> **Input**:

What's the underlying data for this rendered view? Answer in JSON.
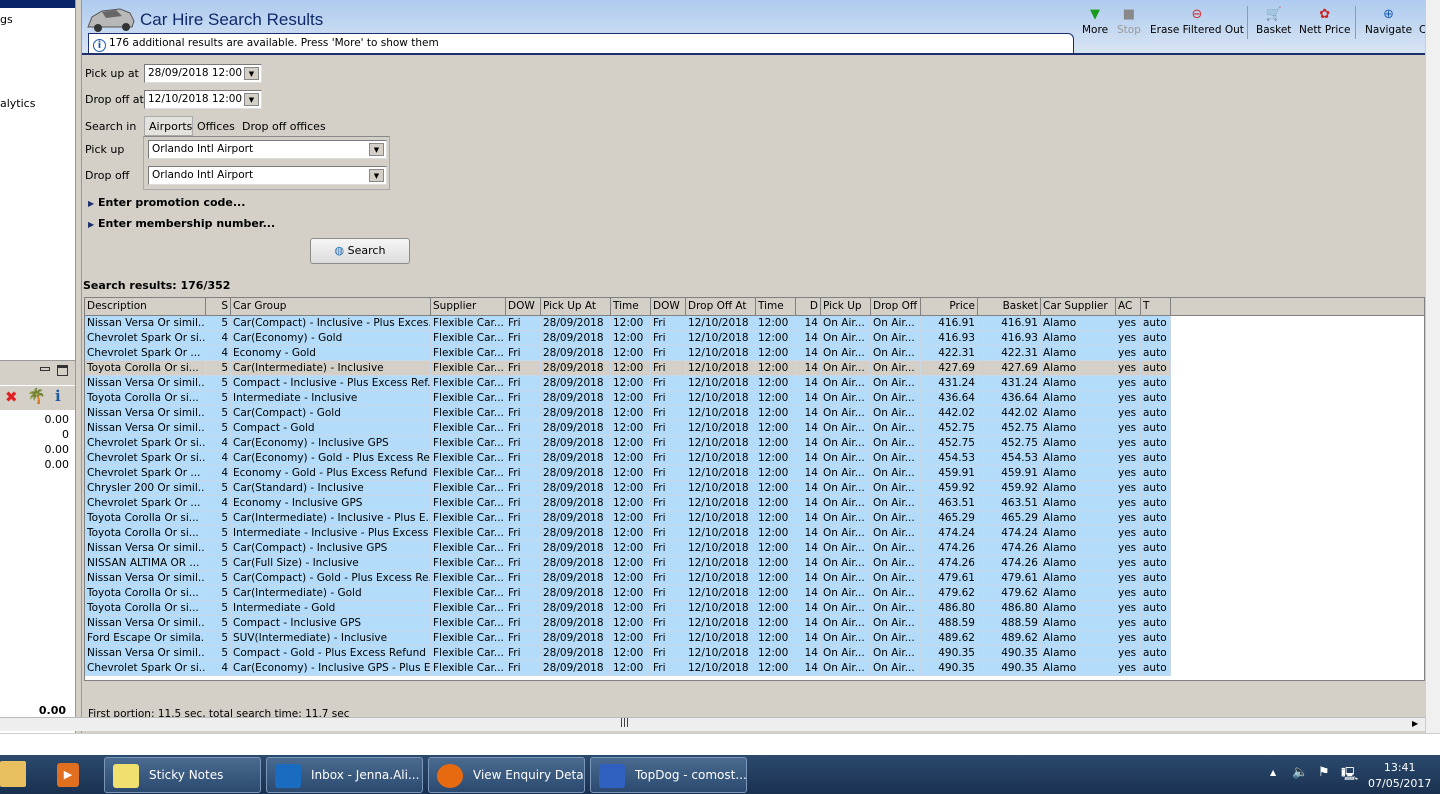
{
  "sidebar": {
    "items": [
      "gs",
      "alytics"
    ],
    "values": [
      "0.00",
      "0",
      "0.00",
      "0.00"
    ],
    "total": "0.00"
  },
  "header": {
    "title": "Car Hire Search Results",
    "info": "176 additional results are available. Press 'More' to show them"
  },
  "toolbar": [
    {
      "label": "More",
      "icon": "triangle-down-icon"
    },
    {
      "label": "Stop",
      "icon": "stop-icon"
    },
    {
      "label": "Erase Filtered Out",
      "icon": "erase-icon"
    },
    {
      "label": "Basket",
      "icon": "basket-icon"
    },
    {
      "label": "Nett Price",
      "icon": "nett-price-icon"
    },
    {
      "label": "Navigate",
      "icon": "navigate-icon"
    },
    {
      "label": "C"
    }
  ],
  "form": {
    "pickup_at_label": "Pick up at",
    "pickup_at": "28/09/2018 12:00",
    "dropoff_at_label": "Drop off at",
    "dropoff_at": "12/10/2018 12:00",
    "search_in_label": "Search in",
    "search_in_tabs": [
      "Airports",
      "Offices",
      "Drop off offices"
    ],
    "pickup_label": "Pick up",
    "pickup": "Orlando Intl Airport",
    "dropoff_label": "Drop off",
    "dropoff": "Orlando Intl Airport",
    "promo": "Enter promotion code...",
    "membership": "Enter membership number...",
    "search_button": "Search"
  },
  "results": {
    "summary": "Search results: 176/352",
    "columns": [
      "Description",
      "S",
      "Car Group",
      "Supplier",
      "DOW",
      "Pick Up At",
      "Time",
      "DOW",
      "Drop Off At",
      "Time",
      "D",
      "Pick Up",
      "Drop Off",
      "Price",
      "Basket",
      "Car Supplier",
      "AC",
      "T"
    ],
    "rows": [
      [
        "Nissan Versa Or simil...",
        "5",
        "Car(Compact) - Inclusive - Plus Exces...",
        "416.91"
      ],
      [
        "Chevrolet Spark Or si...",
        "4",
        "Car(Economy) - Gold",
        "416.93"
      ],
      [
        "Chevrolet  Spark Or ...",
        "4",
        "Economy - Gold",
        "422.31"
      ],
      [
        "Toyota Corolla Or si...",
        "5",
        "Car(Intermediate) - Inclusive",
        "427.69"
      ],
      [
        "Nissan Versa Or simil...",
        "5",
        "Compact - Inclusive - Plus Excess Ref...",
        "431.24"
      ],
      [
        "Toyota Corolla Or si...",
        "5",
        "Intermediate - Inclusive",
        "436.64"
      ],
      [
        "Nissan Versa Or simil...",
        "5",
        "Car(Compact) - Gold",
        "442.02"
      ],
      [
        "Nissan Versa Or simil...",
        "5",
        "Compact - Gold",
        "452.75"
      ],
      [
        "Chevrolet Spark Or si...",
        "4",
        "Car(Economy) - Inclusive GPS",
        "452.75"
      ],
      [
        "Chevrolet Spark Or si...",
        "4",
        "Car(Economy) - Gold - Plus Excess Re...",
        "454.53"
      ],
      [
        "Chevrolet  Spark Or ...",
        "4",
        "Economy - Gold - Plus Excess Refund",
        "459.91"
      ],
      [
        "Chrysler 200 Or simil...",
        "5",
        "Car(Standard) - Inclusive",
        "459.92"
      ],
      [
        "Chevrolet  Spark Or ...",
        "4",
        "Economy - Inclusive GPS",
        "463.51"
      ],
      [
        "Toyota Corolla Or si...",
        "5",
        "Car(Intermediate) - Inclusive - Plus E...",
        "465.29"
      ],
      [
        "Toyota Corolla Or si...",
        "5",
        "Intermediate - Inclusive - Plus Excess ...",
        "474.24"
      ],
      [
        "Nissan Versa Or simil...",
        "5",
        "Car(Compact) - Inclusive GPS",
        "474.26"
      ],
      [
        "NISSAN ALTIMA OR ...",
        "5",
        "Car(Full Size) - Inclusive",
        "474.26"
      ],
      [
        "Nissan Versa Or simil...",
        "5",
        "Car(Compact) - Gold - Plus Excess Re...",
        "479.61"
      ],
      [
        "Toyota Corolla Or si...",
        "5",
        "Car(Intermediate) - Gold",
        "479.62"
      ],
      [
        "Toyota Corolla Or si...",
        "5",
        "Intermediate - Gold",
        "486.80"
      ],
      [
        "Nissan Versa Or simil...",
        "5",
        "Compact - Inclusive GPS",
        "488.59"
      ],
      [
        "Ford Escape Or simila...",
        "5",
        "SUV(Intermediate) - Inclusive",
        "489.62"
      ],
      [
        "Nissan Versa Or simil...",
        "5",
        "Compact - Gold - Plus Excess Refund",
        "490.35"
      ],
      [
        "Chevrolet Spark Or si...",
        "4",
        "Car(Economy) - Inclusive GPS - Plus E...",
        "490.35"
      ]
    ],
    "common": {
      "supplier": "Flexible Car...",
      "dow_pick": "Fri",
      "pickup_at": "28/09/2018",
      "time": "12:00",
      "dow_drop": "Fri",
      "dropoff_at": "12/10/2018",
      "days": "14",
      "pickup": "On Air...",
      "dropoff": "On Air...",
      "car_supplier": "Alamo",
      "ac": "yes",
      "trans": "auto"
    },
    "selected_row": 3,
    "status": "First portion: 11.5 sec, total search time: 11.7 sec"
  },
  "taskbar": {
    "tasks": [
      "Sticky Notes",
      "Inbox - Jenna.Ali...",
      "View Enquiry Deta...",
      "TopDog - comost..."
    ],
    "time": "13:41",
    "date": "07/05/2017"
  },
  "colors": {
    "row": "#b3dcfb",
    "selected": "#d4d0c8",
    "title": "#0f2a6a"
  }
}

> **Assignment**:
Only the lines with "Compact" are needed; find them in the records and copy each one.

> **Answer space**:
        "Car(Compact) - Inclusive - Plus Exces...",
        "Compact - Inclusive - Plus Excess Ref...",
        "Car(Compact) - Gold",
        "Compact - Gold",
        "Car(Compact) - Inclusive GPS",
        "Car(Compact) - Gold - Plus Excess Re...",
        "Compact - Inclusive GPS",
        "Compact - Gold - Plus Excess Refund",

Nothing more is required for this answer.